+++ Given entries +++

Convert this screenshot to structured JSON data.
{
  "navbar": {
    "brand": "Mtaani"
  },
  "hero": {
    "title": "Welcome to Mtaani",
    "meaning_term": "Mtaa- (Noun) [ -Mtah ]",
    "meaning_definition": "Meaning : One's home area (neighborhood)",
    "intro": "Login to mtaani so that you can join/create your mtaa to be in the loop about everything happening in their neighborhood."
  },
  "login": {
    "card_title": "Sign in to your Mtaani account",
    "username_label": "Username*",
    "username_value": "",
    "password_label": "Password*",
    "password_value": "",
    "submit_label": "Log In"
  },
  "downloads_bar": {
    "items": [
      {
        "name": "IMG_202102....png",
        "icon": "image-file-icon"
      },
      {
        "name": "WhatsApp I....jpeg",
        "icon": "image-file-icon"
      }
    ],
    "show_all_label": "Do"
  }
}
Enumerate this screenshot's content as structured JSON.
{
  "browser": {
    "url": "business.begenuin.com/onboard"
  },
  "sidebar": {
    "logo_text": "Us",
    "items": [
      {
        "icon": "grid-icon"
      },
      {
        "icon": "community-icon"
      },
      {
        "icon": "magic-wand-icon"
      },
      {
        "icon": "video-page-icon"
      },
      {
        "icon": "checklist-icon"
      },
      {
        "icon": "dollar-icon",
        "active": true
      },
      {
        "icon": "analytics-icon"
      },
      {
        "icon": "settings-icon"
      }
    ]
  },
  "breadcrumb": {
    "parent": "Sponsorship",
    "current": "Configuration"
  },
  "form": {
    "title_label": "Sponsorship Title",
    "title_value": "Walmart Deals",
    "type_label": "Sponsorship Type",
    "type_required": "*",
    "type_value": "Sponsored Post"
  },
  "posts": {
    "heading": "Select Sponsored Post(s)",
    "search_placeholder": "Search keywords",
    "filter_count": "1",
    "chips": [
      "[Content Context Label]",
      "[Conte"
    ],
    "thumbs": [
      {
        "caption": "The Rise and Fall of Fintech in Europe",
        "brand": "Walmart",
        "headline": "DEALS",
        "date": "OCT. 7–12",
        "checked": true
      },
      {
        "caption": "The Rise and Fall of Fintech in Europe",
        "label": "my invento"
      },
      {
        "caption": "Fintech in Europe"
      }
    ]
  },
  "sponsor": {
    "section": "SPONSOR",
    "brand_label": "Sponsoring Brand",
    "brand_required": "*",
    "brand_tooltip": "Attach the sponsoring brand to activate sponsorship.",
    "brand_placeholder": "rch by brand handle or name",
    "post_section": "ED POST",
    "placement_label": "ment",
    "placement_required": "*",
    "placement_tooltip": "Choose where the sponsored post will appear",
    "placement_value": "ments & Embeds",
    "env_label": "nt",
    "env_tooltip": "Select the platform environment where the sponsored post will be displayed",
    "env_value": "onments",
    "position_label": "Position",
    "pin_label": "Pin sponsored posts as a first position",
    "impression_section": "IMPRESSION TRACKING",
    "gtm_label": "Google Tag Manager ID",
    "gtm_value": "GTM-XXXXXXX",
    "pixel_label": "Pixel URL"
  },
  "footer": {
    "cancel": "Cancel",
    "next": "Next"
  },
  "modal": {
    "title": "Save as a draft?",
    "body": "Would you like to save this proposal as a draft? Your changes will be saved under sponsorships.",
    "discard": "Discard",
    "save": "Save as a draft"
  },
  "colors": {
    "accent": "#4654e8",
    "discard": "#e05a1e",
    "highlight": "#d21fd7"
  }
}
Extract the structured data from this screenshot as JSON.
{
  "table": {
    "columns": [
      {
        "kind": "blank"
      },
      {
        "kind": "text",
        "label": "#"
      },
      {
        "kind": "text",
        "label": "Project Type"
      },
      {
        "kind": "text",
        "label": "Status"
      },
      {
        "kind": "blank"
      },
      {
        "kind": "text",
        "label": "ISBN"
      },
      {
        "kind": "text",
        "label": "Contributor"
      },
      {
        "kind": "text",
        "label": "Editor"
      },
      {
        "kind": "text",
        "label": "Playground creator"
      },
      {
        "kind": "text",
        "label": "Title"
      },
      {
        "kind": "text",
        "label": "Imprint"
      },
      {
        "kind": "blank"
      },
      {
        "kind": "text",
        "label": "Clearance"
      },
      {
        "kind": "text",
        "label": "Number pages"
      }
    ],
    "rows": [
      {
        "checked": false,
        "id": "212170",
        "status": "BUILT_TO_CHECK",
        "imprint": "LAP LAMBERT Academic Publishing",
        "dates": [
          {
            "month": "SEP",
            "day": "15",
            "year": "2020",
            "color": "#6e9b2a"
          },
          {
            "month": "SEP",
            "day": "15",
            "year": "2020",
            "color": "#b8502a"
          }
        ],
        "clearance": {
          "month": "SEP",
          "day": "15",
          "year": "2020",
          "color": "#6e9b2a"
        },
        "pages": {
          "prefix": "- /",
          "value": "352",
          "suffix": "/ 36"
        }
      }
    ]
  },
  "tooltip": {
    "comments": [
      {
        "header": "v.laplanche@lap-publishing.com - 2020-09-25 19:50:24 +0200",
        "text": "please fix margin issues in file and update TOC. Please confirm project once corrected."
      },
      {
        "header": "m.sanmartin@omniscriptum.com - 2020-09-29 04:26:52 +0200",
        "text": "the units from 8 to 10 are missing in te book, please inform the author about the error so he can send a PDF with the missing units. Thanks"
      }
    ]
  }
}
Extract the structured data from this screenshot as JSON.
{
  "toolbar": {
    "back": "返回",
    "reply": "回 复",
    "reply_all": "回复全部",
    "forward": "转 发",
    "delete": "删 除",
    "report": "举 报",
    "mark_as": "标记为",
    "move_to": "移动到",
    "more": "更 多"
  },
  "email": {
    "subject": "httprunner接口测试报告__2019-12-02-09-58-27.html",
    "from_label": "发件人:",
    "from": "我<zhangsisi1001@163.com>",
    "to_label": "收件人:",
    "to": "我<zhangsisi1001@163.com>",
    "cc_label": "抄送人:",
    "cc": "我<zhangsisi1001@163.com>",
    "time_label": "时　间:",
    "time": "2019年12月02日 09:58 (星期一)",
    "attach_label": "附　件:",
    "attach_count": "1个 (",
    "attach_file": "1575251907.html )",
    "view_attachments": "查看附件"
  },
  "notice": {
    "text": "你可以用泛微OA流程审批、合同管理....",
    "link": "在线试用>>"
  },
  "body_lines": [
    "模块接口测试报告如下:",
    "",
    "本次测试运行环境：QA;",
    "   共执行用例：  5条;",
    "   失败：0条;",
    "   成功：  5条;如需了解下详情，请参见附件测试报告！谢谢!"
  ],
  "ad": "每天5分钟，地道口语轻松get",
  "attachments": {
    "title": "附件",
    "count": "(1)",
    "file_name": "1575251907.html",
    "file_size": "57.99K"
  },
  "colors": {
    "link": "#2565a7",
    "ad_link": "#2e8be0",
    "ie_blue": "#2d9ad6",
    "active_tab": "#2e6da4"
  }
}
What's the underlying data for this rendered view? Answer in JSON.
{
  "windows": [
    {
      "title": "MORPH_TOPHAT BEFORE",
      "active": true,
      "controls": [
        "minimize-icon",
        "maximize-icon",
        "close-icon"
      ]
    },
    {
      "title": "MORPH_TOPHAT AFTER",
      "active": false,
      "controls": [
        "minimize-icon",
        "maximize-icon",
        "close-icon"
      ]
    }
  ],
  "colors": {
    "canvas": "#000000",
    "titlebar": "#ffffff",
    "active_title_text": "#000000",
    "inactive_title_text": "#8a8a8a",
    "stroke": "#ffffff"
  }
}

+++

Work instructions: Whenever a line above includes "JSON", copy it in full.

Task response:
Convert this screenshot to structured JSON data.
Enumerate this screenshot's content as structured JSON.
Extract the structured data from this screenshot as JSON.
Extract the structured data from this screenshot as JSON.
What's the underlying data for this rendered view? Answer in JSON.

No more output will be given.